When I was 29 years old, I took my clothes off for a professional photographer. I posed, I contoured my body, and I stared into the camera with my sexiest pout.
The entire experience was empowering, healing, and exactly what I needed at that point in my life.
For the record, I'm not a girl who ever before had much interest in naked images of myself.
To this day, I've still never sexted a nudie.
And to say I've got some body image issues would be an understatement though I'd like to think I'm at a healthier place with each passing year.
The real reason for that photo shoot was because I was broken and I was trying with everything inside of me to claw my way out of the hole I had fallen in.
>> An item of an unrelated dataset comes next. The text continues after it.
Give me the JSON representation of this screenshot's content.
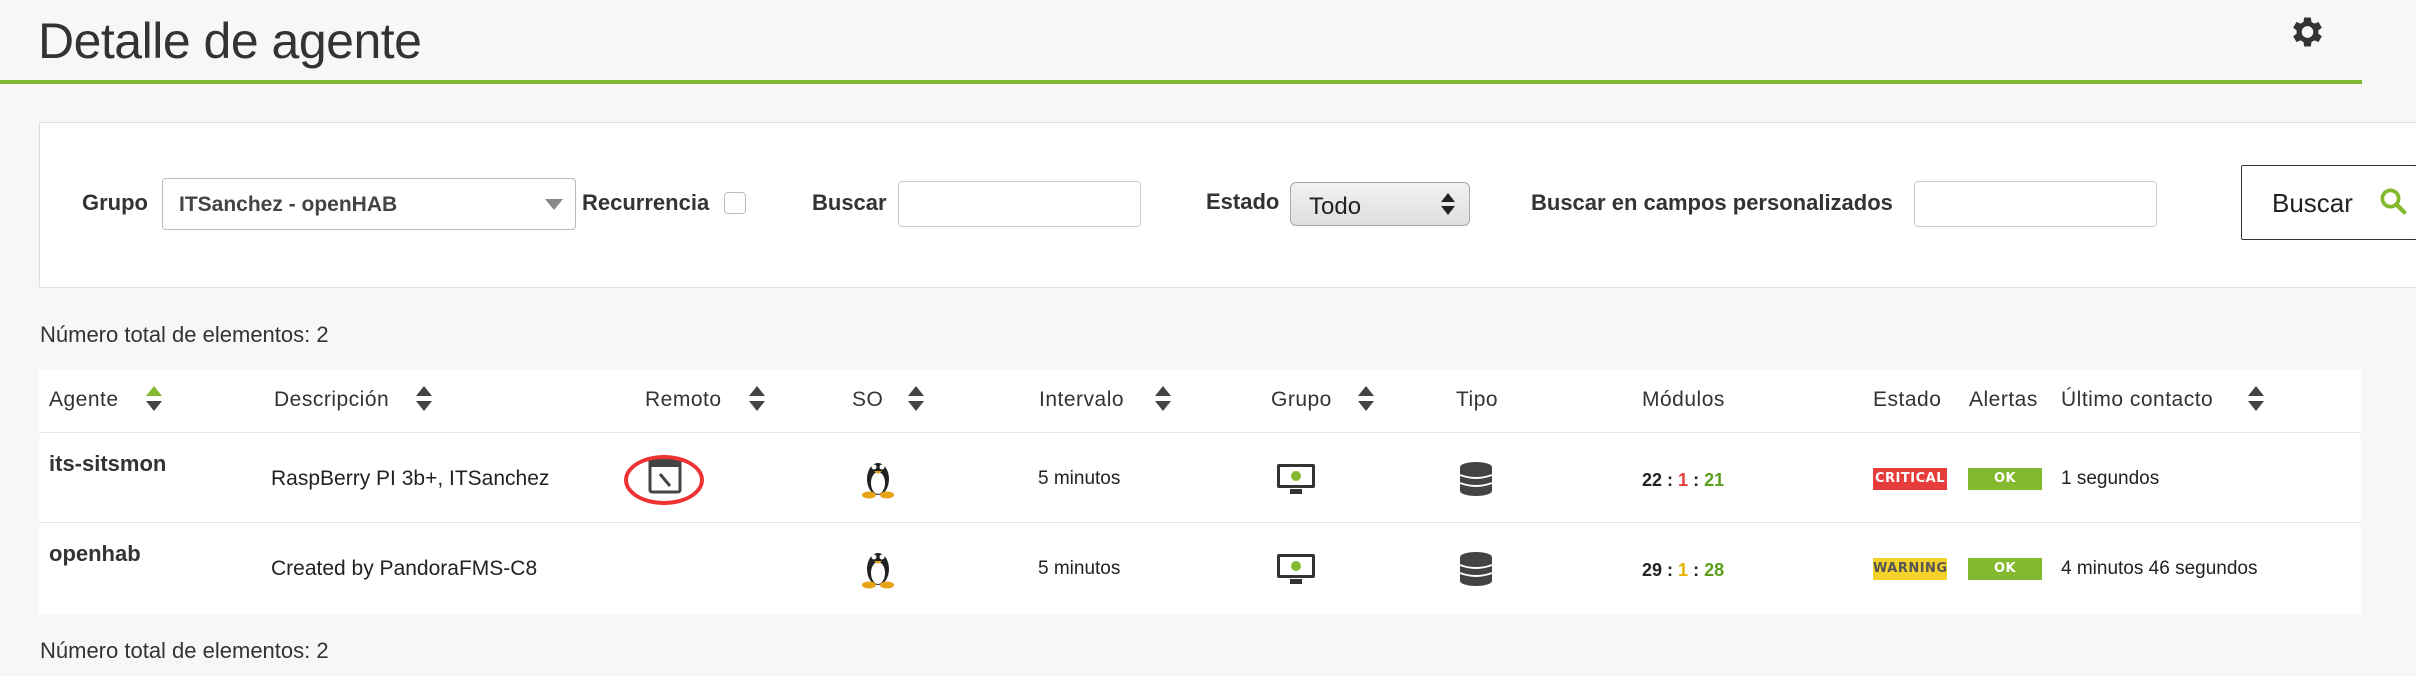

Just a year and a half before, I had undergone my second IVF cycle. Like the cycle before that, it failed.
My body had let me down in this agonizing way that I had never before believed would be possible.
I would never carry a baby. The one thing I had known I wanted my entire life was now forever out of my reach. And I hated my body for that fact.
Of course, a hatred of my body was nothing new. I was 13 years old the first time I stuck my finger down my throat.
Eighteen the first time I cut myself. I had a long history of body-loathing.
My failed IVF cycles only added to my decades-long hatred of this body I was forced to call my own.
It was further proof of what I had known all along: that my body was faulty, that it was as far from perfection as it could possibly be and that it would always let me down.
Now, as someone who has the perspective afforded by time and distance, I can see the fallacy in those words.
But it was how I felt then and I wasn't sure I was ever going to get over the heartbreak I was in the midst of experiencing.
It was only through the guidance of caring friends that I realized I had to try.
Which was why the year of my 29th birthday, I vowed to ignite some semblance of love for my body. To call a truce, and start treating it with the respect it deserved.
Because hating my body wasn't going to get me anywhere healthy.
Over the next few months, I tried to shift my focus from the loss I felt in my empty womb to goals I had never before thought to pursue.
I began training for my first 5k. Then an all-women's bike ride. Then a sprint triathlon. And finally, a half marathon.
I pursued other goals as well. I wrote a book and I set my sights on foster care adoption.
But it was the pursuit of finding love for my body that perhaps fueled all the rest because if I hadn't committed to loving myself, I'm not sure I would've accomplished any of the rest.
And so that was how I found myself stripping down that day in July, barring more than just my soul to a photographer with a focused lens.
It was all part of being vulnerable, being open, and being loving to myself.
Those pictures allowed me to look at my body in a different way. To see the beauty I had been told was there, and to cherish the parts that were strong, as well as those that spoke to my femininity.
Very few people have seen the bulk of those photos today. They weren't taken for anyone else.
They were about me, trying to honor my body in a way I would've been totally opposed to doing even just a few years prior. They were about embracing this body of mine, and being willing to show it love.
So when I read about Demi Lovato's nude photo shoot and her comments about how even just six months ago it wouldn't have been something she was willing to do, I got it.
I understood as she talked about the healing powers of stripping down, of baring all, and of expressing this love for her body, just as it is.
Doing the same was one of the most healing things I've ever done.
I titled my 29th year "Not 30 Yet," and I spent a lot of time doing things that were geared directly toward taking care of myself: being loving, supportive, and uplifting to that broken girl I had become.
Stripping down was just part of that.
But it was a big part, perhaps mostly because it took the greatest amount of courage for me, as a girl with so much pent-up hatred directed toward her body.
It was the reminder that my body is worth celebrating and that it isn't deserving of the loathing I have felt toward it over the years.
Just seven months after that photo shoot, I was blessed with the serendipitous adoption of my little girl.
A newborn daughter placed in my arms, given to me to love, protect, and empower.
And I was grateful for the lessons that had been learned in taking risks, stripping down, and honoring every inch of who I am, grateful for that year I had spent loving myself and my body in the same way I hope she will one day love herself and hers.
Leah Campbell is a freelance writer and editor living in Anchorage, AK. A single mother by choice after a serendipitous series of events led to the adoption of her daughter in 2013, she is also author of the book, Single Infertile Female.